Tuesday, April 10, 2007

I’m an Editing Tortoise


Where do I stand with my soon-to-be-published novel, Desert Medicine? I’m back in the editing stage. Actually, I’ve edited this novel over and over again, and finding out that those edits were just the precursor to the master edit is intimidating.

This is who I am as an unpublished writer:
I’m a kitchen-sink writer who includes every remotely related thought and feeling into the first draft of a book, then I go back and try to find a plot and theme and bring those to the surface. My disorganized (I prefer the word “creative”) method of writing is a symptom of my personality, and is paralleled in my wildflower garden (as many weeds as flowers) and my sons’ baby books (two large boxes holding stacks of report cards, drawings, and photos).

This is who I need to be in order to be a published writer:
The most prolific, successful fiction writers say that they love editing because that’s when the “magic” happens and their writing becomes a cohesive novel with foreshadowing and strong motivation. Even though I can’t imagine loving editing my own writing (I find editing is much more enjoyable when I’m editing someone else’s work!), I realize that learning to be a better self-editor is an imperative step in fiction writing, at least if I want to make a career out of writing novels.

But the creative side of me is rebellious. I don’t want to have to go back and pick apart my “art” and then reassemble it again.

To get past my procrastination impulse, I tell myself to review the editor’s suggestions for just a few minutes at a time, then journal about some possible solutions to the problems she’s found. Even if the “magic” doesn’t happen, I tell myself to trudge on.
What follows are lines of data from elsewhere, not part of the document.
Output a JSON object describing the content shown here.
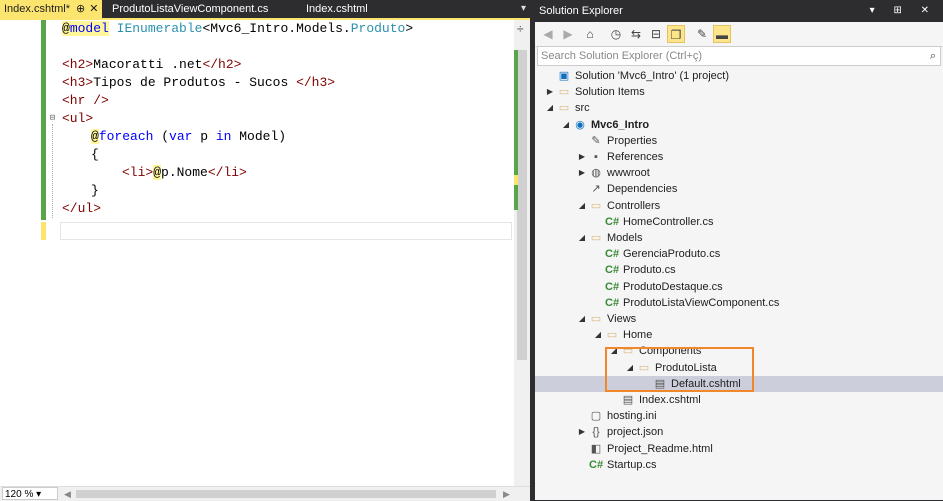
{
  "editor": {
    "tabs": [
      {
        "label": "Index.cshtml*",
        "pin": "⊕",
        "close": "✕",
        "active": true
      },
      {
        "label": "ProdutoListaViewComponent.cs"
      },
      {
        "label": "Index.cshtml"
      }
    ],
    "tab_menu": "▾",
    "zoom": "120 %",
    "code": {
      "l1_at": "@",
      "l1_model": "model",
      "l1_type": "IEnumerable",
      "l1_lt": "<",
      "l1_ns": "Mvc6_Intro.Models.",
      "l1_cls": "Produto",
      "l1_gt": ">",
      "l3_open": "<h2>",
      "l3_text": "Macoratti .net",
      "l3_close": "</h2>",
      "l4_open": "<h3>",
      "l4_text": "Tipos de Produtos - Sucos ",
      "l4_close": "</h3>",
      "l5": "<hr />",
      "l6": "<ul>",
      "l7_at": "@",
      "l7_kw": "foreach",
      "l7_paren": " (",
      "l7_var": "var",
      "l7_p": " p ",
      "l7_in": "in",
      "l7_model": " Model)",
      "l8": "{",
      "l9_open": "<li>",
      "l9_at": "@",
      "l9_p": "p.Nome",
      "l9_close": "</li>",
      "l10": "}",
      "l11": "</ul>"
    }
  },
  "solution_explorer": {
    "title": "Solution Explorer",
    "title_buttons": "▾ ⊞ ✕",
    "search_placeholder": "Search Solution Explorer (Ctrl+ç)",
    "search_icon": "⌕",
    "toolbar_icons": [
      "back-icon",
      "forward-icon",
      "home-icon",
      "history-icon",
      "sync-icon",
      "collapse-all-icon",
      "show-all-files-icon",
      "properties-wrench-icon",
      "preview-icon"
    ],
    "tree": [
      {
        "label": "Solution 'Mvc6_Intro' (1 project)",
        "icon": "solution-icon",
        "indent": 0,
        "expander": ""
      },
      {
        "label": "Solution Items",
        "icon": "folder-icon",
        "indent": 0,
        "expander": "▶"
      },
      {
        "label": "src",
        "icon": "folder-icon",
        "indent": 0,
        "expander": "◢"
      },
      {
        "label": "Mvc6_Intro",
        "icon": "web-project-icon",
        "indent": 1,
        "expander": "◢",
        "bold": true
      },
      {
        "label": "Properties",
        "icon": "wrench-icon",
        "indent": 2,
        "expander": ""
      },
      {
        "label": "References",
        "icon": "references-icon",
        "indent": 2,
        "expander": "▶"
      },
      {
        "label": "wwwroot",
        "icon": "globe-icon",
        "indent": 2,
        "expander": "▶"
      },
      {
        "label": "Dependencies",
        "icon": "dependencies-icon",
        "indent": 2,
        "expander": ""
      },
      {
        "label": "Controllers",
        "icon": "folder-icon",
        "indent": 2,
        "expander": "◢"
      },
      {
        "label": "HomeController.cs",
        "icon": "csharp-file-icon",
        "indent": 3,
        "expander": ""
      },
      {
        "label": "Models",
        "icon": "folder-icon",
        "indent": 2,
        "expander": "◢"
      },
      {
        "label": "GerenciaProduto.cs",
        "icon": "csharp-file-icon",
        "indent": 3,
        "expander": ""
      },
      {
        "label": "Produto.cs",
        "icon": "csharp-file-icon",
        "indent": 3,
        "expander": ""
      },
      {
        "label": "ProdutoDestaque.cs",
        "icon": "csharp-file-icon",
        "indent": 3,
        "expander": ""
      },
      {
        "label": "ProdutoListaViewComponent.cs",
        "icon": "csharp-file-icon",
        "indent": 3,
        "expander": ""
      },
      {
        "label": "Views",
        "icon": "folder-icon",
        "indent": 2,
        "expander": "◢"
      },
      {
        "label": "Home",
        "icon": "folder-icon",
        "indent": 3,
        "expander": "◢"
      },
      {
        "label": "Components",
        "icon": "folder-icon",
        "indent": 4,
        "expander": "◢"
      },
      {
        "label": "ProdutoLista",
        "icon": "folder-icon",
        "indent": 5,
        "expander": "◢"
      },
      {
        "label": "Default.cshtml",
        "icon": "razor-file-icon",
        "indent": 6,
        "expander": "",
        "selected": true
      },
      {
        "label": "Index.cshtml",
        "icon": "razor-file-icon",
        "indent": 4,
        "expander": ""
      },
      {
        "label": "hosting.ini",
        "icon": "config-file-icon",
        "indent": 2,
        "expander": ""
      },
      {
        "label": "project.json",
        "icon": "json-file-icon",
        "indent": 2,
        "expander": "▶"
      },
      {
        "label": "Project_Readme.html",
        "icon": "html-file-icon",
        "indent": 2,
        "expander": ""
      },
      {
        "label": "Startup.cs",
        "icon": "csharp-file-icon",
        "indent": 2,
        "expander": ""
      }
    ]
  },
  "colors": {
    "highlight_box": "#f0882a",
    "active_tab": "#fbe56f",
    "razor_bg": "#fff79a",
    "selected_row": "#cccedb"
  }
}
I’ve heard fiction writing compared to marathon writing. Just when you think the finish line is close, you realize that you’ve still got five more miles to go. No one said that running a marathon would feel good during those last five miles. But how satisfied the runner feels when she finally finishes the race, all the way to the very end.

And if all else fails, I can temporarily take a break from the novel-writing marathon and instead sort through my sons’ baby-book boxes or do some weeding.

Photo: My cousin’s pet tortoise.

2 comments:

Cheryl said...

Good luck with the editing!

Timothy Fish said...

When I was writing Searching for Mom, I discovered that I enjoy the editing process far more than what I enjoy the first draft. The first draft is hard and it is hard to keep track of everything. I don't know that I would say that editing is where the "magic" happens, but it is during editing that I am able to read my work at about the same pace as a reader will be reading it. While writing the first draft I have a tendency to forget some of the details of the previous chapters. If I have to put the work aside for a while then I forget even more. When I come back to it, I may think I need to remind the reader of what a character is doing when there is no need to do so. When I am editing a work, I don't have to worry about filling in the empty space and I can focus on making the story work. Editing also gives me a chance to get rid of the corny stuff and replace it with things that sound a lot better.